The German edition of the ‘Legends of the Saints’ claims for that poem a superiority over the ‘Brus’ in form and skill in composition, but this seems the partiality of an editor. There is little in this respect to choose between them, and the interest of the historical surpasses that of the legendary poem.
The few romances and other poems of earlier date than Barbour, whose authors are for the most part unknown, and which exist only in fragmentary form, cannot displace him from the unique position of being the father both of vernacular Scottish poetry and Scottish history. Blind Harry's ‘Wallace’ is a century later; Wyntoun was a contemporary, but of a younger generation. In virtue of this position Barbour did much to fix the dialect which sprang from the Northumbrian or northern English, and was preserved by the writers who succeeded him in the form known as broad Scotch, though it is still called by Barbour and even later Scottish poets ‘Inglis,’ or by one of them ‘Inglis of the northern leid.’ His works have therefore a special linguistic interest which has attracted the notice of modern philologists.

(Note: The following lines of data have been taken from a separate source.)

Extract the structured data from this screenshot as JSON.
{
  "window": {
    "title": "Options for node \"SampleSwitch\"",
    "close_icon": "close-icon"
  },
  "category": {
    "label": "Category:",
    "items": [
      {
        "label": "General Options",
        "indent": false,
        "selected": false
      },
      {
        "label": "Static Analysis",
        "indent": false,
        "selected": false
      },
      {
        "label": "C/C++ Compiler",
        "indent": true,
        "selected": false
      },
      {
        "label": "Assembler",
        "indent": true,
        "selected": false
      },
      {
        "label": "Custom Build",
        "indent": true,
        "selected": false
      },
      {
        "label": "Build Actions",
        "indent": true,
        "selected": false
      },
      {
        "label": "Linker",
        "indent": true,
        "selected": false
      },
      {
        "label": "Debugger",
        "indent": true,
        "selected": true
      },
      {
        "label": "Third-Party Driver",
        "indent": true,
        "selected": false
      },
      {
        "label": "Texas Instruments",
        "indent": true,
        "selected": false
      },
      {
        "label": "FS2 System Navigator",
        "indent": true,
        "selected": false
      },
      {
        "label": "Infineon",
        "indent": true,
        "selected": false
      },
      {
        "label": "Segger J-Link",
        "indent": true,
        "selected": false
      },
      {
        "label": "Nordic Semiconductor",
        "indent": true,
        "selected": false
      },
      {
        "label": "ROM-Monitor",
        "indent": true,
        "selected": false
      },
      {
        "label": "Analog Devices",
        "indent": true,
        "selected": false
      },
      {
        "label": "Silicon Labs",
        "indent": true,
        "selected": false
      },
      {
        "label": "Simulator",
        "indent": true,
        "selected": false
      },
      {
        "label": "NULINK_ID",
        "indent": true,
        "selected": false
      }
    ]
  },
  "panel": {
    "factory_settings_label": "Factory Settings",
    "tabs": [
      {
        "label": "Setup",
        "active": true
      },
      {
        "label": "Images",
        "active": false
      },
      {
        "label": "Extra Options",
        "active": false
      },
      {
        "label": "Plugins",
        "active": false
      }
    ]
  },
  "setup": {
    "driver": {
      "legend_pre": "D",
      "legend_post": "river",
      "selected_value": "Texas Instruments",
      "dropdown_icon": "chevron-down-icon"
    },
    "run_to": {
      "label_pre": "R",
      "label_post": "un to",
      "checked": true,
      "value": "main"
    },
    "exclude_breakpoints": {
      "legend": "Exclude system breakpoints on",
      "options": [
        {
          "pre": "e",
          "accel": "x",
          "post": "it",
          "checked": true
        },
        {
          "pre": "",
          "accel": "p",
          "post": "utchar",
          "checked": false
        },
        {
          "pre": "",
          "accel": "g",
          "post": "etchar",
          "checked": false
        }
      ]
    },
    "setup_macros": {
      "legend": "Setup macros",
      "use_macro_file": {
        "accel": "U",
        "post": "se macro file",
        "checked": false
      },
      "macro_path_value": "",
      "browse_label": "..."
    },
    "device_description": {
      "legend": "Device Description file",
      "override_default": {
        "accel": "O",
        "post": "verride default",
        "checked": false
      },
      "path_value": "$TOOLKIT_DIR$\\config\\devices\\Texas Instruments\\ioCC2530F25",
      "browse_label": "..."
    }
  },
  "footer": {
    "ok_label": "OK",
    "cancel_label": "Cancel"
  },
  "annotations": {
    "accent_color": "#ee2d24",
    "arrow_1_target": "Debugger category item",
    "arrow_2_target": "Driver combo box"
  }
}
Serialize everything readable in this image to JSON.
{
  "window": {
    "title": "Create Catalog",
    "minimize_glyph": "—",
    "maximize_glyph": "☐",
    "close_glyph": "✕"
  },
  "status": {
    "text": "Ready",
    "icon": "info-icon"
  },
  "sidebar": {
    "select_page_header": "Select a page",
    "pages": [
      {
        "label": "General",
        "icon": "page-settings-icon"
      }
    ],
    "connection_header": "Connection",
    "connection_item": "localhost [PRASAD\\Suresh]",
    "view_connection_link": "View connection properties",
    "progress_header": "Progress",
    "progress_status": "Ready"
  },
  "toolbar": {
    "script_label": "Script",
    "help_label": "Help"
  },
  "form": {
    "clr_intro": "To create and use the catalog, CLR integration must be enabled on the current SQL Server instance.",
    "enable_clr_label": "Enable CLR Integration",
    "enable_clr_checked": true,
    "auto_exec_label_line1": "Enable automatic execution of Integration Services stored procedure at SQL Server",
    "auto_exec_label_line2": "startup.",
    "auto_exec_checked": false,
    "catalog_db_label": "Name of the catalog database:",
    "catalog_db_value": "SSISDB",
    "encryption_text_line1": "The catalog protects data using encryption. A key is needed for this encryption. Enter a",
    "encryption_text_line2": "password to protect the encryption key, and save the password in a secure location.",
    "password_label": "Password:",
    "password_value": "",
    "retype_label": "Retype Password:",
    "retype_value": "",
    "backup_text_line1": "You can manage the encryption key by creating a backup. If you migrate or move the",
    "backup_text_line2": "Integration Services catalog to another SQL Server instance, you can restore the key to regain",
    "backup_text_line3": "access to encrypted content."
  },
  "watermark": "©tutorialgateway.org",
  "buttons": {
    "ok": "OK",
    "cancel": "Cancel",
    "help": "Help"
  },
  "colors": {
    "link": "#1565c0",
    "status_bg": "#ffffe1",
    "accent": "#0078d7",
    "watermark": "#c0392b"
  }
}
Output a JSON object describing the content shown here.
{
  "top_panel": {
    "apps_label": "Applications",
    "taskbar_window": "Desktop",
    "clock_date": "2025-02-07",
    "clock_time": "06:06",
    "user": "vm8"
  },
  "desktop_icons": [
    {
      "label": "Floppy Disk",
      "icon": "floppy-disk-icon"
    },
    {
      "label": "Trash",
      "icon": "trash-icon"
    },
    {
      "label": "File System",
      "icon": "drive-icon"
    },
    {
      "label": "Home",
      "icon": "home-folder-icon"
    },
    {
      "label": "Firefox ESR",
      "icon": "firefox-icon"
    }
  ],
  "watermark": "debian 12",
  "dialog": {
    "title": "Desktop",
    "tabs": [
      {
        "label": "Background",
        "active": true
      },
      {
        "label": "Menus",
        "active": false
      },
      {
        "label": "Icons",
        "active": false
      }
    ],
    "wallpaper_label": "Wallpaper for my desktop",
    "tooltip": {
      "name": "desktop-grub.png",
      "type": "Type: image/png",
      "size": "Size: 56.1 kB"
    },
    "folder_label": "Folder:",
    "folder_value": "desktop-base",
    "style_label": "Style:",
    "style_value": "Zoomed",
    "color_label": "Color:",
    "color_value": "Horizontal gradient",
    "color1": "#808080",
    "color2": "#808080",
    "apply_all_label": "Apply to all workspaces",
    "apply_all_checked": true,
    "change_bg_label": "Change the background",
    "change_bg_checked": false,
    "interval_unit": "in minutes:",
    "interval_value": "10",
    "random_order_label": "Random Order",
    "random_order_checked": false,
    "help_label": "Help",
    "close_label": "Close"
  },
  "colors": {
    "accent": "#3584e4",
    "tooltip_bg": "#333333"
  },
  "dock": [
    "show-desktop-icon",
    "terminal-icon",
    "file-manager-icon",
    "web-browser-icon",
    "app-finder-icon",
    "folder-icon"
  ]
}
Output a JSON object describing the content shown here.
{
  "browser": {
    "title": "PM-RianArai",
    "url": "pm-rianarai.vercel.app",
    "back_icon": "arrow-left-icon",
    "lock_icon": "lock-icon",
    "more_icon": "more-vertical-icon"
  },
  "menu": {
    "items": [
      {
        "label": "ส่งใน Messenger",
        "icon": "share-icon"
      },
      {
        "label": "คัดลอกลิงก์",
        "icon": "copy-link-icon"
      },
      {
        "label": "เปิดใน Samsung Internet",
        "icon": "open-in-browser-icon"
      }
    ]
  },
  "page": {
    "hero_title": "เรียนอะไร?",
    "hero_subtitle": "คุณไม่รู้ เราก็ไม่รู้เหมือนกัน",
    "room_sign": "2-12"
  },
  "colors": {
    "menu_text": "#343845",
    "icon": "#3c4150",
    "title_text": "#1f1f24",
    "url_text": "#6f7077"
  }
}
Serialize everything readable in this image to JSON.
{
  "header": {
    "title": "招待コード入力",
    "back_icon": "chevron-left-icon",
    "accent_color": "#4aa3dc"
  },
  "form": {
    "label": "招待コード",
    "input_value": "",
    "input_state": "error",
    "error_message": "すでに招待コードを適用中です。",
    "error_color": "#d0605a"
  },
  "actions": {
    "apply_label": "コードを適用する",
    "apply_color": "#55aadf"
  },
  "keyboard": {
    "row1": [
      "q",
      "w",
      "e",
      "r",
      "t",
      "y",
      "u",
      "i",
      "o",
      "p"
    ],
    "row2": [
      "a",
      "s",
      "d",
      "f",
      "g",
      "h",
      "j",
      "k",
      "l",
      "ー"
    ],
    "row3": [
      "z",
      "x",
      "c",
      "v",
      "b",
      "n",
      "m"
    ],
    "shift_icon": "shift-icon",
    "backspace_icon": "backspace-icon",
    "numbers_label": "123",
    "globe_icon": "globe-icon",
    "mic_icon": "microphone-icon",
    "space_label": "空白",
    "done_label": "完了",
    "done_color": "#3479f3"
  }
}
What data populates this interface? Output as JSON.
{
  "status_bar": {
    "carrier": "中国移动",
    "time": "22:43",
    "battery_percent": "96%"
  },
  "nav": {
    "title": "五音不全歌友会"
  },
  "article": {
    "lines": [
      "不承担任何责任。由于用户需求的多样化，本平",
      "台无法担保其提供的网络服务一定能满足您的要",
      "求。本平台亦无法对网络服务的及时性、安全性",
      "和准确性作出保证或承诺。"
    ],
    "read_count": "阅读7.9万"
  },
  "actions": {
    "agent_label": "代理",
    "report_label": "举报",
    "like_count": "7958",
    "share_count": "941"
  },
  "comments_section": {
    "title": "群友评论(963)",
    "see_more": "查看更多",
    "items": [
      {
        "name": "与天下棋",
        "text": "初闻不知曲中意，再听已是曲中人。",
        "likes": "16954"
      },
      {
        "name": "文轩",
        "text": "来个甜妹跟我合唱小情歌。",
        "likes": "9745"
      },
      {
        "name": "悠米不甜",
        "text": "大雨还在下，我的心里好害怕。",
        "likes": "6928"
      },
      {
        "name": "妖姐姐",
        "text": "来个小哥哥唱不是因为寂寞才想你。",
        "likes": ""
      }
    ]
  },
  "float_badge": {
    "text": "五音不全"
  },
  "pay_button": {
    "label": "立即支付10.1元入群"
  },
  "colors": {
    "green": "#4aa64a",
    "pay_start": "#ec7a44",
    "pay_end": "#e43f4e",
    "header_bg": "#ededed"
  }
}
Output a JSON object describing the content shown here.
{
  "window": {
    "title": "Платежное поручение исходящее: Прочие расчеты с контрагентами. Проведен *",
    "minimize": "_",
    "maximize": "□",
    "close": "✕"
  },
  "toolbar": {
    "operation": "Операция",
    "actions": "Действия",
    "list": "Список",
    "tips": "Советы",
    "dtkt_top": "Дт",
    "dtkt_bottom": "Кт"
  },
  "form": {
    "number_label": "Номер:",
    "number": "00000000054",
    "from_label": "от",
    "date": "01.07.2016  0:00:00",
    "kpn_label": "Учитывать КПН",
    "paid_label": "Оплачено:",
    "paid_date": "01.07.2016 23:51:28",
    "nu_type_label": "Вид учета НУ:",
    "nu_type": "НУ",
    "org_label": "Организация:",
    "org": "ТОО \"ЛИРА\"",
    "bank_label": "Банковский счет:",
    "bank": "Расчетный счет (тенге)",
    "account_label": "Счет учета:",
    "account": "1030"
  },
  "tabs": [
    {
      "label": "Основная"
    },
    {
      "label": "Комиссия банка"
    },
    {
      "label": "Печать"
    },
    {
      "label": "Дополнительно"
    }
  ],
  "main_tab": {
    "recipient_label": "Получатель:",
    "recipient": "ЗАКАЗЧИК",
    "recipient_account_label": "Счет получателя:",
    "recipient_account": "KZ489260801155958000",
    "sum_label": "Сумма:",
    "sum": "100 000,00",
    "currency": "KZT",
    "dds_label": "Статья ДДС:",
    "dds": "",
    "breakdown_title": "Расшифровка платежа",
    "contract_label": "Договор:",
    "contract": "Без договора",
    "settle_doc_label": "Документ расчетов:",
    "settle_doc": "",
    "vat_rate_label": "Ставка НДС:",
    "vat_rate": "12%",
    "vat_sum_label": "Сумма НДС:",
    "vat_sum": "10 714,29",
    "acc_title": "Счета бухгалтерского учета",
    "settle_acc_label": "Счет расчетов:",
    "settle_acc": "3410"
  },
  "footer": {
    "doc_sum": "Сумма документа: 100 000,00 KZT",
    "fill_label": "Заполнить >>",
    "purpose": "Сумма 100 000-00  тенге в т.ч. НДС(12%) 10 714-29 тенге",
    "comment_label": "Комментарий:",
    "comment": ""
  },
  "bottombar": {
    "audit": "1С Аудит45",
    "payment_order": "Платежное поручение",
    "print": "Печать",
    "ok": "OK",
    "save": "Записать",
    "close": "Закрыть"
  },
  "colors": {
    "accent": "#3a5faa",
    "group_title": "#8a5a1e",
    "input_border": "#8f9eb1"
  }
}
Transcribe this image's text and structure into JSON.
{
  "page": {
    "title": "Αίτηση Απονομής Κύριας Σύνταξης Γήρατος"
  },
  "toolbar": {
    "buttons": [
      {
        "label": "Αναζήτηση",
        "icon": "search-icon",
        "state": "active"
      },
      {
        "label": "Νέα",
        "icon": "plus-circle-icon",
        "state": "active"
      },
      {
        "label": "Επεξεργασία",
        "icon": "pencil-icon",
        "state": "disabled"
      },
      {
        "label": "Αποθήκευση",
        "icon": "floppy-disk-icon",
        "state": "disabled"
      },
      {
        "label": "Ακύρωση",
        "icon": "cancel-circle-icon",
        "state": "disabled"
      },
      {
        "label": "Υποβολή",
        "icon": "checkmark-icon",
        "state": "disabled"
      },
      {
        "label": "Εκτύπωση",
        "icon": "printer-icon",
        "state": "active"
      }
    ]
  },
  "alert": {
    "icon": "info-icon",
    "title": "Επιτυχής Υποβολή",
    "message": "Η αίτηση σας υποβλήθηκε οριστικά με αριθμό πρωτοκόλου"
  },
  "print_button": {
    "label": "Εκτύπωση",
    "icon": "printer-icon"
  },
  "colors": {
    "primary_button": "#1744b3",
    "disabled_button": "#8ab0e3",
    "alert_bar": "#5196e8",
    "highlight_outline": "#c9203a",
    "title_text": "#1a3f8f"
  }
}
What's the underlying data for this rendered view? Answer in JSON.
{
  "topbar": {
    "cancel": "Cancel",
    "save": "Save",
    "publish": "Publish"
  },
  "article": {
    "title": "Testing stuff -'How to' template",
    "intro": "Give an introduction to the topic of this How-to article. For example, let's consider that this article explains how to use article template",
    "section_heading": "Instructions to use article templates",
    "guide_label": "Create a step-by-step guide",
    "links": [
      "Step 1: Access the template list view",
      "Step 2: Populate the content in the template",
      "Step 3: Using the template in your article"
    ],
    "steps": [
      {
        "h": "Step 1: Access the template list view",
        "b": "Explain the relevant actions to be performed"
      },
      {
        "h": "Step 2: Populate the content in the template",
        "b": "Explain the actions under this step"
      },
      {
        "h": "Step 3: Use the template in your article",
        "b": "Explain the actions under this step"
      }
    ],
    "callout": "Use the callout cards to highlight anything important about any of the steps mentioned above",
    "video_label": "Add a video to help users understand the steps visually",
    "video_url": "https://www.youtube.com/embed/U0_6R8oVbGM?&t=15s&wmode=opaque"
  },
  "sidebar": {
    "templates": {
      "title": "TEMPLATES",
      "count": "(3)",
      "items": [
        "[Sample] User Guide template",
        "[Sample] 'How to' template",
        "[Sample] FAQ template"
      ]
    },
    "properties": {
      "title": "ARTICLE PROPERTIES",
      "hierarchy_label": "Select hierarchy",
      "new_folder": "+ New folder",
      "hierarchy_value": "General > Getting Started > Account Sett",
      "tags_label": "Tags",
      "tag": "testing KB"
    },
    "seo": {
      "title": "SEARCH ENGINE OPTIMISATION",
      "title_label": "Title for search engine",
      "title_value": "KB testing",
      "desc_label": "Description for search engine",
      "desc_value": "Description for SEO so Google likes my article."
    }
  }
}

The chief manuscripts of the ‘Brus’ are those in the Advocates' Library, Edinburgh, and in St. John's College, Cambridge, both of which are transcripts by John Ramsay towards the end of the fifteenth century. The oldest printed edition extant is that ‘imprentit at Edinburgh by Robert Likprink at the expensis of Henrie Charteris, MDLXXI,’ of which a copy, probably unique, was sold at the sale of Dr. D. Laing's library for 142l. 10s. This was followed by the edition of Hart in 1616, and there have been many since, of which the best are those of Dr. Jamieson, Mr. Cosmo Innes, and the Early English Text Society (edited by Skeat). The only manuscripts of the fragments on the Trojan war are appended to two manuscripts of Lydgate's poem on the same subject, one in the Bodleian and the other in the Cambridge University Library. They have been printed by the Early English Text Society. The ‘Legends of the Saints’ exists only in a single manuscript in the same Cambridge Library. The ‘Legend of St. Machar’ was printed from it by Horstmann in his ‘Altenglische Legenden, neue Folge,’ Heilbronn, 1881, and the remainder, along with the fragments of the poem on the Trojan war, were published by the same editor at Heilbronn in 1882.
[Exchequer Rolls of Scotland, vols. ii. and iii.; Registrum Episcopatus Aberdonensis, Spalding Society; Rymer's Fœdera. Brief memoirs are prefixed to the various editions of the Bruce, and his position as a poet is estimated in Warton's History of English Poetry, Irving's History of Scottish Poetry, and Mätzner's Altenglische Sprachproben.]